Feb 1, 1998 12:00 PM
Designing and implementing a sales and marketing plan is much likeconstructing a building. For builders, the initial step is to create a setof blueprints that establishes the project's overall objective andidentifies key suppliers and the participants' relationships among eachother. Before physically assembling the structure, a proper foundation islaid, thereby ensuring a solid, stable base. Workers, however, can performas expected only when they are fully prepared and given the propermaterials, and ongoing coordination among them is essential to bothefficiency and the prevention of costly mistakes. As the framework iscompleted, the structure begins to take shape, physically foreshadowing itscompleted form. Eventually, the final pieces are added, and the completedbuilding is revealed to the world. Similarly, almost any contracting firmthat enjoys a degree of financial success will have some sort of sales andmarketing strategy, even if it happens to be locked tightly away in variousfragments inside the owner's mind. Rapid advances in technology, along withtheir subsequent effects upon consumer mentality, not only impact theactual systems you design and install, but they also influence the verystructure and organization of your business. Consequently, a written plan,crafted in a multi-stage process, iscritical to the generation of largerprofit margins. In this month's issue, you will find valuable insight intoseveral concepts that should all be considered when you develop your ownplan.
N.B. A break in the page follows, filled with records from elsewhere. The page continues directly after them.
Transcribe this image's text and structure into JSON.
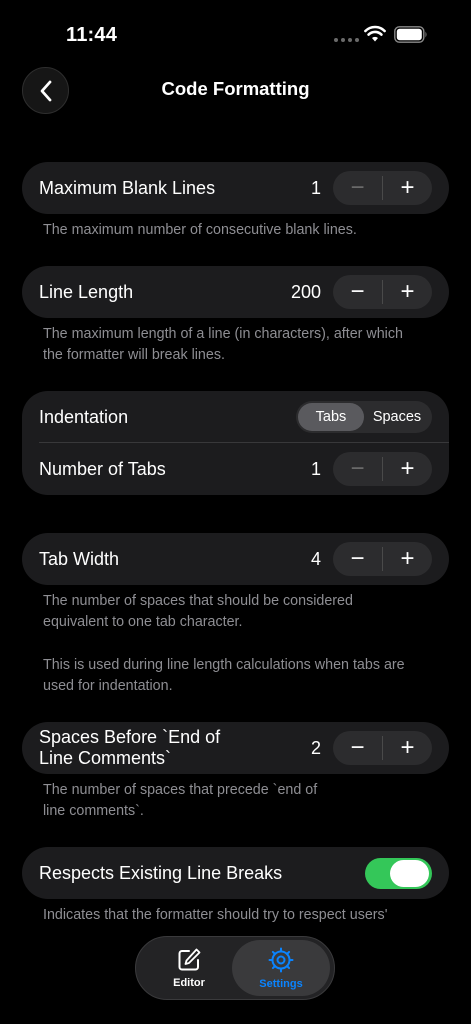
{
  "status_bar": {
    "time": "11:44"
  },
  "header": {
    "title": "Code Formatting"
  },
  "colors": {
    "accent": "#0a84ff",
    "toggle_on": "#34c759",
    "card_bg": "#1c1c1e",
    "secondary_text": "#8e8e93"
  },
  "settings": {
    "max_blank_lines": {
      "label": "Maximum Blank Lines",
      "value": "1",
      "decrement": "−",
      "increment": "+",
      "description": "The maximum number of consecutive blank lines."
    },
    "line_length": {
      "label": "Line Length",
      "value": "200",
      "decrement": "−",
      "increment": "+",
      "description_line1": "The maximum length of a line (in characters), after which",
      "description_line2": "the formatter will break lines."
    },
    "indentation": {
      "label": "Indentation",
      "options": [
        "Tabs",
        "Spaces"
      ],
      "selected": "Tabs"
    },
    "number_of_tabs": {
      "label": "Number of Tabs",
      "value": "1",
      "decrement": "−",
      "increment": "+"
    },
    "tab_width": {
      "label": "Tab Width",
      "value": "4",
      "decrement": "−",
      "increment": "+",
      "description_line1": "The number of spaces that should be considered",
      "description_line2": "equivalent to one tab character.",
      "description_line3": "This is used during line length calculations when tabs are",
      "description_line4": "used for indentation."
    },
    "spaces_before_end_of_line_comments": {
      "label_line1": "Spaces Before `End of",
      "label_line2": "Line Comments`",
      "value": "2",
      "decrement": "−",
      "increment": "+",
      "description_line1": "The number of spaces that precede `end of",
      "description_line2": "line comments`."
    },
    "respects_existing_line_breaks": {
      "label": "Respects Existing Line Breaks",
      "enabled": true,
      "description_line1": "Indicates that the formatter should try to respect users'"
    }
  },
  "tabbar": {
    "tabs": [
      {
        "label": "Editor",
        "icon": "edit-icon",
        "selected": false
      },
      {
        "label": "Settings",
        "icon": "gear-icon",
        "selected": true
      }
    ]
  }
}
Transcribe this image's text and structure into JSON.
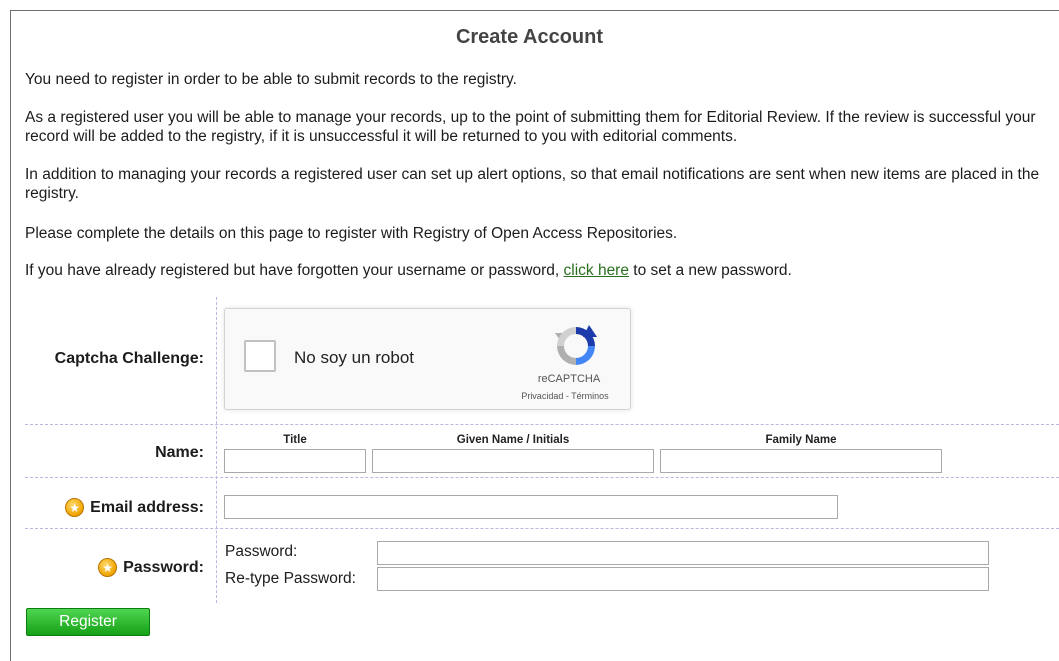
{
  "page": {
    "title": "Create Account"
  },
  "intro": {
    "p1": "You need to register in order to be able to submit records to the registry.",
    "p2": "As a registered user you will be able to manage your records, up to the point of submitting them for Editorial Review. If the review is successful your record will be added to the registry, if it is unsuccessful it will be returned to you with editorial comments.",
    "p3": "In addition to managing your records a registered user can set up alert options, so that email notifications are sent when new items are placed in the registry.",
    "p4": "Please complete the details on this page to register with Registry of Open Access Repositories.",
    "p5_before": "If you have already registered but have forgotten your username or password, ",
    "p5_link": "click here",
    "p5_after": " to set a new password."
  },
  "captcha": {
    "label": "Captcha Challenge:",
    "checkbox_text": "No soy un robot",
    "brand": "reCAPTCHA",
    "links": "Privacidad - Términos"
  },
  "name": {
    "label": "Name:",
    "col_title": "Title",
    "col_given": "Given Name / Initials",
    "col_family": "Family Name",
    "title_value": "",
    "given_value": "",
    "family_value": ""
  },
  "email": {
    "label": "Email address:",
    "value": ""
  },
  "password": {
    "label": "Password:",
    "field1_label": "Password:",
    "field2_label": "Re-type Password:",
    "value1": "",
    "value2": ""
  },
  "register_label": "Register",
  "colors": {
    "link": "#2a6f1f",
    "button_green": "#15a016",
    "required_star": "#f0a500",
    "divider": "#b8b8e0"
  },
  "icons": {
    "required": "star-icon",
    "captcha": "recaptcha-logo-icon"
  }
}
Topics range from producing a consistent sales volume to fair pricingstrategies and from business expansion options to competitive intelligence.Constructing a building without the proper blueprints would beunnecessarily difficult if not impossible. Likewise, you should not have tooperate your business and compete without one for your sales and marketingstrategies.